U.S. News still gets to continue its wonderful public service, informing prospective students and families about the full range of American colleges and universities. It's not like there aren't a hundred other reasonable sources of information about colleges and universities these days, but let's not let reality get in the way. And if U.S. News hold itself up to its own precedent (which, given its longstanding intransigence about dubious metrics, seems like a reasonable possibility), the higher education institutions that misreport their numbers will get banished to the purgatory of the unranked.
Just imagine what it would feel like in your administration building if no one felt pressured to explain away an entirely inconsequential ranking? Better still, just imagine if you could take all the time and energy you and your staff expend playing rankings whack-a-mole and put it into a singular focus on improving student learning or reducing tuition or something else that could actually benefit students?
I'm sure this is not the kind of leadership that you are used to invoking (i.e., taking a stand on principle no matter the consequences), so here are a few suggestions that might help you get started.
With all of the consortiums and partnerships and articulation agreements out there, it seems like teaming up (or copying someone else's idea) is a core feature of college leadership. Now is a perfect time to put that spirit of collaboration to good use. Find a colleague across the country and borrow each other’s common data sets or IPEDS reports to send to U.S. News. Won't it be fun to share a secret with one other president at a future leadership summit?
Some of the numbers U.S. News asks you to report are large enough that fudging a digit or two won't make a bit of difference. For example, take endowments. The way that computer algorithms run the markets these days, a hundred-thousand-dollar swing can happen in a nanosecond. Surely, your total endowment will eventually round up. Or when you are filling out the reputation survey, put your institution just one notch higher than plausible. If you already do that, revisit the endowment idea, but translate the total into bitcoin.

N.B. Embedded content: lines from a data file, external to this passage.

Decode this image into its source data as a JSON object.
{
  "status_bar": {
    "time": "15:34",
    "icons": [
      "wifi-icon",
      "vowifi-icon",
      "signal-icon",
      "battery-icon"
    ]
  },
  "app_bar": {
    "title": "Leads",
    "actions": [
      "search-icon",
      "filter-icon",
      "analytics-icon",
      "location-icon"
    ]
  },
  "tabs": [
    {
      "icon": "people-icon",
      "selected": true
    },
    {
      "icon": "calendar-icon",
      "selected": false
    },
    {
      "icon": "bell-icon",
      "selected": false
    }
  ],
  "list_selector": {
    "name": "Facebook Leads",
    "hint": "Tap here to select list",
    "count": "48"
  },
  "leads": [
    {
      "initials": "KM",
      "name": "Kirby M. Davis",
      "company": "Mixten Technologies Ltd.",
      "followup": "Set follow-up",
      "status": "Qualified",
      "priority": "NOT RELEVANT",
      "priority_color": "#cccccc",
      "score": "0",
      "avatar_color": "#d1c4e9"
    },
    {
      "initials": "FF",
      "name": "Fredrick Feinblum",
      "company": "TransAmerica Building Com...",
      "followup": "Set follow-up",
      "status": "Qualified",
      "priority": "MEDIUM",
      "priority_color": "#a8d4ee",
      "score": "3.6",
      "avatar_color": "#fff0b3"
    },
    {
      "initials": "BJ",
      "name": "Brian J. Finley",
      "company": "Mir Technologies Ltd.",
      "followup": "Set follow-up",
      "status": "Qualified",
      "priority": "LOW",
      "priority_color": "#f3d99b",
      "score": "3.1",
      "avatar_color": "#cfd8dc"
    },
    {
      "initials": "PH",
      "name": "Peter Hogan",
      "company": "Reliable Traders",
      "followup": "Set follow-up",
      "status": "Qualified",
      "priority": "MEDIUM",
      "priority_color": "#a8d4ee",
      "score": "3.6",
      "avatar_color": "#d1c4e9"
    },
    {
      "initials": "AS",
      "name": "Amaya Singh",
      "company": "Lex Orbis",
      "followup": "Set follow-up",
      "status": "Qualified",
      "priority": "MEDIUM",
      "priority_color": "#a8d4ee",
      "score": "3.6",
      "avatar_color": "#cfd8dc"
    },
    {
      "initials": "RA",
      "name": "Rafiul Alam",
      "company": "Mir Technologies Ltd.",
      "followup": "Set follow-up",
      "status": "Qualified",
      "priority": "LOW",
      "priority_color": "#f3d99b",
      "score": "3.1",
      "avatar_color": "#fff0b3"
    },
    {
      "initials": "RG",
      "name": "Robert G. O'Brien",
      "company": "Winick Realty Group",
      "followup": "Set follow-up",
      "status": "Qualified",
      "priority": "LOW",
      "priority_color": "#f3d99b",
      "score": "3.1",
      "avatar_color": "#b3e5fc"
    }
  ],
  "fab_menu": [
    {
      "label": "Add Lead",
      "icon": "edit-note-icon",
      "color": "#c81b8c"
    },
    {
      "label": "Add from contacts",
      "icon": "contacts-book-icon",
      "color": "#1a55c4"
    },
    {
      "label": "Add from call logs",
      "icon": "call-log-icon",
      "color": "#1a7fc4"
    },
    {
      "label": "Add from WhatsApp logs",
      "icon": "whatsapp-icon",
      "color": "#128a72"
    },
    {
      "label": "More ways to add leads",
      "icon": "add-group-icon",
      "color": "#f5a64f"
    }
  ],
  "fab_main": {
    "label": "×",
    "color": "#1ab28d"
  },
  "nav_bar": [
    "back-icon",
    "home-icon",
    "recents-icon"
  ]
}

Sometimes numbers don't really convey the way we all feel about helping our students. When you are reporting what you spend on instruction or other student services, don't limit yourself to numbers. After all, money is a just a social construct, right? There has to be an emoji or Twitter meme that more fully captures your institution's spending on students. Maybe try the phrase, "All the gold they could eat."
Before you reject this idea out-of-hand, please try to remember that U.S. News doesn't own American higher education. Your institution doesn't report to them, and you'll survive just fine no matter what happens to your ranking (you ought to know that by now, since your ranking hasn't budged in thirty years anyway). Moreover, because there are so many rankings now, they've all washed each other out. So next spring, let's turn the category of the unranked into the most coveted spot in the U.S. News rankings. And let's have some fun doing it, while we are at it.